Each record beneath this line is to be copied exactly.

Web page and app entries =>
******

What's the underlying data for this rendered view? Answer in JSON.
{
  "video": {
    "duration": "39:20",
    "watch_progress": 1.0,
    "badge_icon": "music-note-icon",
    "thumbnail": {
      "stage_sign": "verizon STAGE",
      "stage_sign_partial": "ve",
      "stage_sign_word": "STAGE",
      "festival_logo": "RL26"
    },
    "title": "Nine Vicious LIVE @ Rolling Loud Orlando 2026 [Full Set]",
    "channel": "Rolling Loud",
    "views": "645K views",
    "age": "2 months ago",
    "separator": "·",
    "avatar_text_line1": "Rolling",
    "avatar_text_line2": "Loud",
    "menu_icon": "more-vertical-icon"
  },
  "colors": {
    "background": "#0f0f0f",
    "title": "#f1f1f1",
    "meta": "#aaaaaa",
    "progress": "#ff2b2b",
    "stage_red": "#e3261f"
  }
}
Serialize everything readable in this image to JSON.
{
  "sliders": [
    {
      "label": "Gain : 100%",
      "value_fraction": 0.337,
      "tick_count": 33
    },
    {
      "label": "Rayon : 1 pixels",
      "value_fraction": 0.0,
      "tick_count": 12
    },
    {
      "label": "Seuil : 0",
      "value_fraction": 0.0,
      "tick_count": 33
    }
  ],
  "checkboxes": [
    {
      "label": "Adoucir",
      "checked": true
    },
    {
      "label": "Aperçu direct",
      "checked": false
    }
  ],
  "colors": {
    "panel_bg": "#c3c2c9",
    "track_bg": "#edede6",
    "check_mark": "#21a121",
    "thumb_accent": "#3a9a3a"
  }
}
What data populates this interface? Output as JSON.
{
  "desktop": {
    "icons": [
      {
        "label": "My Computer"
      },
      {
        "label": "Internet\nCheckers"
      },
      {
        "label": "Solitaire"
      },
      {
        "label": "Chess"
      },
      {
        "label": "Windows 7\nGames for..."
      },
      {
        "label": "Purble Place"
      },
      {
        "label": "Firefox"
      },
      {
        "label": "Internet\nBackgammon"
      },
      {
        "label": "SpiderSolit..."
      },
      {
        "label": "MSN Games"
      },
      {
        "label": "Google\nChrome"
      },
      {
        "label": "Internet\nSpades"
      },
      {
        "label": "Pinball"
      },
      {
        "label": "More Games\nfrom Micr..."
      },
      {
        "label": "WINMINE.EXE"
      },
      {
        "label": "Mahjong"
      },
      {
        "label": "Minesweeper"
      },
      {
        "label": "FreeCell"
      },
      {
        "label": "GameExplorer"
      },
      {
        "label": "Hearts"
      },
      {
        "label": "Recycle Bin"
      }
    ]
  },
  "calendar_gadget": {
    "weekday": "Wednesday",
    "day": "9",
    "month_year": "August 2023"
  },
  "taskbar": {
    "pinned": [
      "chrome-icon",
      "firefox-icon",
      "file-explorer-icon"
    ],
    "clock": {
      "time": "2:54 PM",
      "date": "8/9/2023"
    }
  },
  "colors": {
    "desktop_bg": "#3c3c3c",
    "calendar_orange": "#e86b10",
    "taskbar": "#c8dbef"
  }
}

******

Answer space =>
What's the underlying data for this rendered view? Answer in JSON.
{
  "video": {
    "duration": "39:20",
    "watch_progress": 1.0,
    "badge_icon": "music-note-icon",
    "thumbnail": {
      "stage_sign": "verizon STAGE",
      "stage_sign_partial": "ve",
      "stage_sign_word": "STAGE",
      "festival_logo": "RL26"
    },
    "title": "Nine Vicious LIVE @ Rolling Loud Orlando 2026 [Full Set]",
    "channel": "Rolling Loud",
    "views": "645K views",
    "age": "2 months ago",
    "separator": "·",
    "avatar_text_line1": "Rolling",
    "avatar_text_line2": "Loud",
    "menu_icon": "more-vertical-icon"
  },
  "colors": {
    "background": "#0f0f0f",
    "title": "#f1f1f1",
    "meta": "#aaaaaa",
    "progress": "#ff2b2b",
    "stage_red": "#e3261f"
  }
}
Serialize everything readable in this image to JSON.
{
  "sliders": [
    {
      "label": "Gain : 100%",
      "value_fraction": 0.337,
      "tick_count": 33
    },
    {
      "label": "Rayon : 1 pixels",
      "value_fraction": 0.0,
      "tick_count": 12
    },
    {
      "label": "Seuil : 0",
      "value_fraction": 0.0,
      "tick_count": 33
    }
  ],
  "checkboxes": [
    {
      "label": "Adoucir",
      "checked": true
    },
    {
      "label": "Aperçu direct",
      "checked": false
    }
  ],
  "colors": {
    "panel_bg": "#c3c2c9",
    "track_bg": "#edede6",
    "check_mark": "#21a121",
    "thumb_accent": "#3a9a3a"
  }
}
What data populates this interface? Output as JSON.
{
  "desktop": {
    "icons": [
      {
        "label": "My Computer"
      },
      {
        "label": "Internet\nCheckers"
      },
      {
        "label": "Solitaire"
      },
      {
        "label": "Chess"
      },
      {
        "label": "Windows 7\nGames for..."
      },
      {
        "label": "Purble Place"
      },
      {
        "label": "Firefox"
      },
      {
        "label": "Internet\nBackgammon"
      },
      {
        "label": "SpiderSolit..."
      },
      {
        "label": "MSN Games"
      },
      {
        "label": "Google\nChrome"
      },
      {
        "label": "Internet\nSpades"
      },
      {
        "label": "Pinball"
      },
      {
        "label": "More Games\nfrom Micr..."
      },
      {
        "label": "WINMINE.EXE"
      },
      {
        "label": "Mahjong"
      },
      {
        "label": "Minesweeper"
      },
      {
        "label": "FreeCell"
      },
      {
        "label": "GameExplorer"
      },
      {
        "label": "Hearts"
      },
      {
        "label": "Recycle Bin"
      }
    ]
  },
  "calendar_gadget": {
    "weekday": "Wednesday",
    "day": "9",
    "month_year": "August 2023"
  },
  "taskbar": {
    "pinned": [
      "chrome-icon",
      "firefox-icon",
      "file-explorer-icon"
    ],
    "clock": {
      "time": "2:54 PM",
      "date": "8/9/2023"
    }
  },
  "colors": {
    "desktop_bg": "#3c3c3c",
    "calendar_orange": "#e86b10",
    "taskbar": "#c8dbef"
  }
}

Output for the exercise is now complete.